## RECORDS FOR THE TASK
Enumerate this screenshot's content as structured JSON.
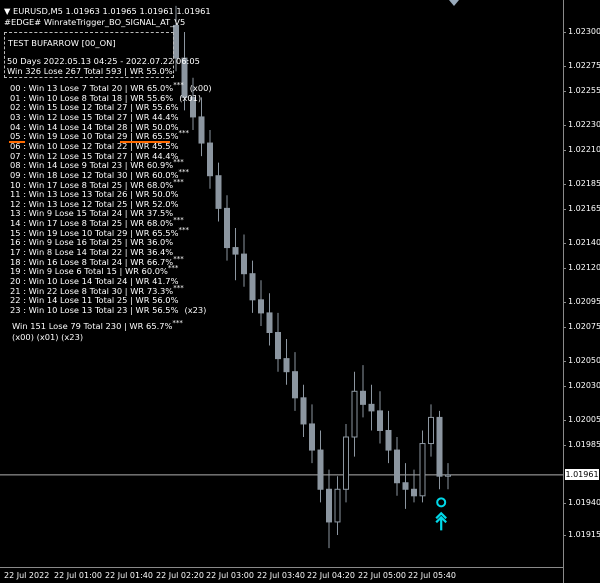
{
  "header": {
    "symbol_line": "EURUSD,M5  1.01963 1.01965 1.01961 1.01961",
    "indicator_line": "#EDGE# WinrateTrigger_BO_SIGNAL_AT_V5"
  },
  "panel": {
    "title": "TEST BUFARROW  [00_ON]",
    "range": "50 Days   2022.05.13 04:25  -  2022.07.22 06:05",
    "summary": "Win 326  Lose 267  Total 593  |  WR 55.0%"
  },
  "rows": [
    {
      "text": "00  :  Win 13  Lose 7  Total 20  |  WR 65.0%",
      "stars": "***",
      "tag": "(x00)"
    },
    {
      "text": "01  :  Win 10  Lose 8  Total 18  |  WR 55.6%",
      "stars": "",
      "tag": "(x01)"
    },
    {
      "text": "02  :  Win 15  Lose 12  Total 27  |  WR 55.6%",
      "stars": "",
      "tag": ""
    },
    {
      "text": "03  :  Win 12  Lose 15  Total 27  |  WR 44.4%",
      "stars": "",
      "tag": ""
    },
    {
      "text": "04  :  Win 14  Lose 14  Total 28  |  WR 50.0%",
      "stars": "",
      "tag": ""
    },
    {
      "text": "05  :  Win 19  Lose 10  Total 29  |  WR 65.5%",
      "stars": "***",
      "tag": ""
    },
    {
      "text": "06  :  Win 10  Lose 12  Total 22  |  WR 45.5%",
      "stars": "",
      "tag": ""
    },
    {
      "text": "07  :  Win 12  Lose 15  Total 27  |  WR 44.4%",
      "stars": "",
      "tag": ""
    },
    {
      "text": "08  :  Win 14  Lose 9  Total 23  |  WR 60.9%",
      "stars": "***",
      "tag": ""
    },
    {
      "text": "09  :  Win 18  Lose 12  Total 30  |  WR 60.0%",
      "stars": "***",
      "tag": ""
    },
    {
      "text": "10  :  Win 17  Lose 8  Total 25  |  WR 68.0%",
      "stars": "***",
      "tag": ""
    },
    {
      "text": "11  :  Win 13  Lose 13  Total 26  |  WR 50.0%",
      "stars": "",
      "tag": ""
    },
    {
      "text": "12  :  Win 13  Lose 12  Total 25  |  WR 52.0%",
      "stars": "",
      "tag": ""
    },
    {
      "text": "13  :  Win 9  Lose 15  Total 24  |  WR 37.5%",
      "stars": "",
      "tag": ""
    },
    {
      "text": "14  :  Win 17  Lose 8  Total 25  |  WR 68.0%",
      "stars": "***",
      "tag": ""
    },
    {
      "text": "15  :  Win 19  Lose 10  Total 29  |  WR 65.5%",
      "stars": "***",
      "tag": ""
    },
    {
      "text": "16  :  Win 9  Lose 16  Total 25  |  WR 36.0%",
      "stars": "",
      "tag": ""
    },
    {
      "text": "17  :  Win 8  Lose 14  Total 22  |  WR 36.4%",
      "stars": "",
      "tag": ""
    },
    {
      "text": "18  :  Win 16  Lose 8  Total 24  |  WR 66.7%",
      "stars": "***",
      "tag": ""
    },
    {
      "text": "19  :  Win 9  Lose 6  Total 15  |  WR 60.0%",
      "stars": "***",
      "tag": ""
    },
    {
      "text": "20  :  Win 10  Lose 14  Total 24  |  WR 41.7%",
      "stars": "",
      "tag": ""
    },
    {
      "text": "21  :  Win 22  Lose 8  Total 30  |  WR 73.3%",
      "stars": "***",
      "tag": ""
    },
    {
      "text": "22  :  Win 14  Lose 11  Total 25  |  WR 56.0%",
      "stars": "",
      "tag": ""
    },
    {
      "text": "23  :  Win 10  Lose 13  Total 23  |  WR 56.5%",
      "stars": "",
      "tag": "(x23)"
    }
  ],
  "totals": {
    "text": "Win 151  Lose 79  Total 230  |  WR 65.7%",
    "stars": "***",
    "tags": "(x00) (x01) (x23)"
  },
  "price_axis": {
    "labels": [
      "1.02300",
      "1.02275",
      "1.02255",
      "1.02230",
      "1.02210",
      "1.02185",
      "1.02165",
      "1.02140",
      "1.02120",
      "1.02095",
      "1.02075",
      "1.02050",
      "1.02030",
      "1.02005",
      "1.01985",
      "1.01961",
      "1.01940",
      "1.01915"
    ],
    "current_price": "1.01961"
  },
  "time_axis": {
    "labels": [
      "22 Jul 2022",
      "22 Jul 01:00",
      "22 Jul 01:40",
      "22 Jul 02:20",
      "22 Jul 03:00",
      "22 Jul 03:40",
      "22 Jul 04:20",
      "22 Jul 05:00",
      "22 Jul 05:40"
    ]
  },
  "colors": {
    "background": "#000000",
    "candle": "#8c96a0",
    "current_line": "#b0b0b0",
    "signal": "#00d8e8",
    "highlight": "#ff6a00"
  },
  "chart_data": {
    "type": "candlestick",
    "symbol": "EURUSD",
    "timeframe": "M5",
    "current_price": 1.01961,
    "candles": [
      {
        "o": 1.02305,
        "h": 1.0232,
        "l": 1.0227,
        "c": 1.0228
      },
      {
        "o": 1.0228,
        "h": 1.023,
        "l": 1.0224,
        "c": 1.0225
      },
      {
        "o": 1.0225,
        "h": 1.02265,
        "l": 1.02225,
        "c": 1.02235
      },
      {
        "o": 1.02235,
        "h": 1.0225,
        "l": 1.02205,
        "c": 1.02215
      },
      {
        "o": 1.02215,
        "h": 1.02225,
        "l": 1.0218,
        "c": 1.0219
      },
      {
        "o": 1.0219,
        "h": 1.022,
        "l": 1.02155,
        "c": 1.02165
      },
      {
        "o": 1.02165,
        "h": 1.02175,
        "l": 1.02125,
        "c": 1.02135
      },
      {
        "o": 1.02135,
        "h": 1.0215,
        "l": 1.0211,
        "c": 1.0213
      },
      {
        "o": 1.0213,
        "h": 1.02145,
        "l": 1.02105,
        "c": 1.02115
      },
      {
        "o": 1.02115,
        "h": 1.02125,
        "l": 1.02085,
        "c": 1.02095
      },
      {
        "o": 1.02095,
        "h": 1.0211,
        "l": 1.02075,
        "c": 1.02085
      },
      {
        "o": 1.02085,
        "h": 1.021,
        "l": 1.0206,
        "c": 1.0207
      },
      {
        "o": 1.0207,
        "h": 1.02085,
        "l": 1.0204,
        "c": 1.0205
      },
      {
        "o": 1.0205,
        "h": 1.02065,
        "l": 1.0203,
        "c": 1.0204
      },
      {
        "o": 1.0204,
        "h": 1.02055,
        "l": 1.0201,
        "c": 1.0202
      },
      {
        "o": 1.0202,
        "h": 1.0203,
        "l": 1.0199,
        "c": 1.02
      },
      {
        "o": 1.02,
        "h": 1.02015,
        "l": 1.0197,
        "c": 1.0198
      },
      {
        "o": 1.0198,
        "h": 1.01995,
        "l": 1.0194,
        "c": 1.0195
      },
      {
        "o": 1.0195,
        "h": 1.01965,
        "l": 1.01905,
        "c": 1.01925
      },
      {
        "o": 1.01925,
        "h": 1.0196,
        "l": 1.01915,
        "c": 1.0195
      },
      {
        "o": 1.0195,
        "h": 1.02,
        "l": 1.0194,
        "c": 1.0199
      },
      {
        "o": 1.0199,
        "h": 1.0204,
        "l": 1.01975,
        "c": 1.02025
      },
      {
        "o": 1.02025,
        "h": 1.02045,
        "l": 1.02005,
        "c": 1.02015
      },
      {
        "o": 1.02015,
        "h": 1.0203,
        "l": 1.01995,
        "c": 1.0201
      },
      {
        "o": 1.0201,
        "h": 1.02025,
        "l": 1.01985,
        "c": 1.01995
      },
      {
        "o": 1.01995,
        "h": 1.0201,
        "l": 1.0197,
        "c": 1.0198
      },
      {
        "o": 1.0198,
        "h": 1.0199,
        "l": 1.01945,
        "c": 1.01955
      },
      {
        "o": 1.01955,
        "h": 1.0197,
        "l": 1.01935,
        "c": 1.0195
      },
      {
        "o": 1.0195,
        "h": 1.01965,
        "l": 1.0194,
        "c": 1.01945
      },
      {
        "o": 1.01945,
        "h": 1.01995,
        "l": 1.0194,
        "c": 1.01985
      },
      {
        "o": 1.01985,
        "h": 1.02015,
        "l": 1.01975,
        "c": 1.02005
      },
      {
        "o": 1.02005,
        "h": 1.0201,
        "l": 1.0195,
        "c": 1.0196
      },
      {
        "o": 1.0196,
        "h": 1.0197,
        "l": 1.0195,
        "c": 1.01961
      }
    ],
    "signal": {
      "type": "up-arrow",
      "price": 1.0194
    }
  }
}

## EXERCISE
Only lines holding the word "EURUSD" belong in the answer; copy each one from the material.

## TASK RESPONSE
    "symbol_line": "EURUSD,M5  1.01963 1.01965 1.01961 1.01961",
    "symbol": "EURUSD",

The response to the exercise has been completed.